## Try it
Needed from the entries below: every line that holds the word "CANDIDATES".

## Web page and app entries
↓
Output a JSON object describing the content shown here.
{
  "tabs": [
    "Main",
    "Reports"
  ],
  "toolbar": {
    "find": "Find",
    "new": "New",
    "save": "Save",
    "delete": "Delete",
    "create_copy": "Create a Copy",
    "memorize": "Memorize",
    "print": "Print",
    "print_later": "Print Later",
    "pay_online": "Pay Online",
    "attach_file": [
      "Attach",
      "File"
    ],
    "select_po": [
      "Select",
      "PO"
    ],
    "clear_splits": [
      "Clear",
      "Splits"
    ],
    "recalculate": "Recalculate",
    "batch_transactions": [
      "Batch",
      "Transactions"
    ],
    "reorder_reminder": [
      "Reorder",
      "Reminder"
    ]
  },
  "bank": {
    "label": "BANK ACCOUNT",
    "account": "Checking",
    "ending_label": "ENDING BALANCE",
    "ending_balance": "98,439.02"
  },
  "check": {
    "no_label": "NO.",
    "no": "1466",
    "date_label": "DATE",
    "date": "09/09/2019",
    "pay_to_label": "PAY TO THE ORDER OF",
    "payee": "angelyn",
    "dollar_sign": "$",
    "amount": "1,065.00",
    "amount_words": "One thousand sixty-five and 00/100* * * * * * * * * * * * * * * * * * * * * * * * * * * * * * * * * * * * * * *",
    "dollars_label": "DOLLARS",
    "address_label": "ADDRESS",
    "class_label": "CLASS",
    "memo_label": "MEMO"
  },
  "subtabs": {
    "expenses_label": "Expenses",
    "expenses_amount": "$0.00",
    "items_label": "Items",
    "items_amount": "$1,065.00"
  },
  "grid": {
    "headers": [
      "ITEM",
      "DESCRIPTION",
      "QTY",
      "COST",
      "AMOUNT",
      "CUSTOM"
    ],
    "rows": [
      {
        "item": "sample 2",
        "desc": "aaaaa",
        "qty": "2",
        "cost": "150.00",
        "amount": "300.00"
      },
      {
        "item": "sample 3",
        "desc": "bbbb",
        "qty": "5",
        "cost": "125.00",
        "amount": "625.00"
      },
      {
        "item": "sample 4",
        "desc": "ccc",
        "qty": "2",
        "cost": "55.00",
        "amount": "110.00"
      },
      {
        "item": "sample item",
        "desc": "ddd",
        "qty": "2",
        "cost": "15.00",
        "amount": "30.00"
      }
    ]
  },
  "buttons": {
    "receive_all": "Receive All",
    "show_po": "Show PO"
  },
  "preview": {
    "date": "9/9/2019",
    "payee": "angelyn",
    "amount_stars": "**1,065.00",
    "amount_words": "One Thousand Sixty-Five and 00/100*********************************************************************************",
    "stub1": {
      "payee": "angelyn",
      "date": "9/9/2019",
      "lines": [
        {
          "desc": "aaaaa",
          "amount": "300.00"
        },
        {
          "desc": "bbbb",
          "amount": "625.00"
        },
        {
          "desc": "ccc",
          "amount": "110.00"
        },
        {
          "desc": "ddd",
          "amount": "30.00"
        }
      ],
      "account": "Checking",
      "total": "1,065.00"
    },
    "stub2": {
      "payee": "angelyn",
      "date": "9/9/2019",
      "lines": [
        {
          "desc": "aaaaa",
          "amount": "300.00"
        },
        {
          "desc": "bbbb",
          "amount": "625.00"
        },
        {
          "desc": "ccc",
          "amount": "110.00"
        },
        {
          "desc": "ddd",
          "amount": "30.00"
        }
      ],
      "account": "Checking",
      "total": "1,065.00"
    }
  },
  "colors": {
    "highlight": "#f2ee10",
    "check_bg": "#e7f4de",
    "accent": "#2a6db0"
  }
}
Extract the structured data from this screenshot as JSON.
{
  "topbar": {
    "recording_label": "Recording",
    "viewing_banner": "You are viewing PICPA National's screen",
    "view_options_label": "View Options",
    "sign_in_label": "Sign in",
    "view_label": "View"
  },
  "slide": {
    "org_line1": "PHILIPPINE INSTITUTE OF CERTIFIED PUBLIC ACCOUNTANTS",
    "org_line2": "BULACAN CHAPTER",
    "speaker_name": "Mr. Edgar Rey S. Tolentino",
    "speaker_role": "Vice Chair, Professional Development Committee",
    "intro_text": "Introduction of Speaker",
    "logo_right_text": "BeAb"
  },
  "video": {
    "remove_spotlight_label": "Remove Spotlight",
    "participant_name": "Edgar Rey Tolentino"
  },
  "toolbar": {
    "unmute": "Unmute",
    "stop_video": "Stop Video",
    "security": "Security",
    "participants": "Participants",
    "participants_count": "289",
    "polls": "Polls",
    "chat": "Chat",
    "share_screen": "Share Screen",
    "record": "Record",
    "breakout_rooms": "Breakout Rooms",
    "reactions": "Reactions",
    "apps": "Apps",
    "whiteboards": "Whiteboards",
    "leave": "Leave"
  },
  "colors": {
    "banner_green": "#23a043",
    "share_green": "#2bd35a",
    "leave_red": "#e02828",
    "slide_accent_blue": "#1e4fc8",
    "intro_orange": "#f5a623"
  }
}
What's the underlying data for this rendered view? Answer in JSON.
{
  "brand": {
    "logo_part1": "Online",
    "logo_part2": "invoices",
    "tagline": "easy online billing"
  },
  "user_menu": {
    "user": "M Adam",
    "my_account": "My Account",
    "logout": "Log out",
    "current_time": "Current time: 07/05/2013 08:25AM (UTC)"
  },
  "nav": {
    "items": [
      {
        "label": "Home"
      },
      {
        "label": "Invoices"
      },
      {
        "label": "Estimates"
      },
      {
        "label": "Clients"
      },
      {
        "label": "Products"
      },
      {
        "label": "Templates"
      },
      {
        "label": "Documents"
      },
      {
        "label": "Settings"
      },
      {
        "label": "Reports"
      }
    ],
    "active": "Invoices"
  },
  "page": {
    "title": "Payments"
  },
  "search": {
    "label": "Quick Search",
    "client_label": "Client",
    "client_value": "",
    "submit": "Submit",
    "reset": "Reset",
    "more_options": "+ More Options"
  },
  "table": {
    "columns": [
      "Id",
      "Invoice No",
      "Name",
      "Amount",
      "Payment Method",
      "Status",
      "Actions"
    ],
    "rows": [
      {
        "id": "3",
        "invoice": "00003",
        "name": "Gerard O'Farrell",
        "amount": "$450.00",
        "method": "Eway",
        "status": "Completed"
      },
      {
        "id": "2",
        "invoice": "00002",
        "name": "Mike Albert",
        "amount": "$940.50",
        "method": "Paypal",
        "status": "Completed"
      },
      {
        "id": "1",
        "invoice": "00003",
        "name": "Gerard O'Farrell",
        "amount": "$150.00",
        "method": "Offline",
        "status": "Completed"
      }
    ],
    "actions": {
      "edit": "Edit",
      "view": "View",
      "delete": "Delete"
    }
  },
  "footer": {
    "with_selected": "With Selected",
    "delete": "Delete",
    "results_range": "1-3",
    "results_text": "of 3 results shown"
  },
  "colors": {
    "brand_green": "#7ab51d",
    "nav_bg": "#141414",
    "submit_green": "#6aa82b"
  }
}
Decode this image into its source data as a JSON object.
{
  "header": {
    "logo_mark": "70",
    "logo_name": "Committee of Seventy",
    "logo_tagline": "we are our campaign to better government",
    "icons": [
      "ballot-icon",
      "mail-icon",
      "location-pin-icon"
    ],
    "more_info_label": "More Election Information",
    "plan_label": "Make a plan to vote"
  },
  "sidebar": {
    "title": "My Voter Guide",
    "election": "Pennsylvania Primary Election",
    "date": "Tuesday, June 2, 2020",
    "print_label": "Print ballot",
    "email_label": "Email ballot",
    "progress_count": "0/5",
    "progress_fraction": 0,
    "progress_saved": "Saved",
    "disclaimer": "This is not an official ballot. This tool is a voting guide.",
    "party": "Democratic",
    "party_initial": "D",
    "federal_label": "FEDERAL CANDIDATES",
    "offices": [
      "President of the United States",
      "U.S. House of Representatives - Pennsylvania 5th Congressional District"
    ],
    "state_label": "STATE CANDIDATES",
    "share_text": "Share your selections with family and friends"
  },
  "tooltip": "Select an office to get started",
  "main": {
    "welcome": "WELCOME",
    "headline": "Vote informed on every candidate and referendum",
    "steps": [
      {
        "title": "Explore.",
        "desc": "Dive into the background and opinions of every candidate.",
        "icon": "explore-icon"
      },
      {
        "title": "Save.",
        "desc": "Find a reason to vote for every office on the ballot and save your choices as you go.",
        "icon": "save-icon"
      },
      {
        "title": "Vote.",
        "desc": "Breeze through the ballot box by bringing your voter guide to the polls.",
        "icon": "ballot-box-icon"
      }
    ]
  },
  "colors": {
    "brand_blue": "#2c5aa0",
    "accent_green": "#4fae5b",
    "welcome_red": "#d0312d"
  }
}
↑
## Solution to the problem
    "federal_label": "FEDERAL CANDIDATES",
    "state_label": "STATE CANDIDATES",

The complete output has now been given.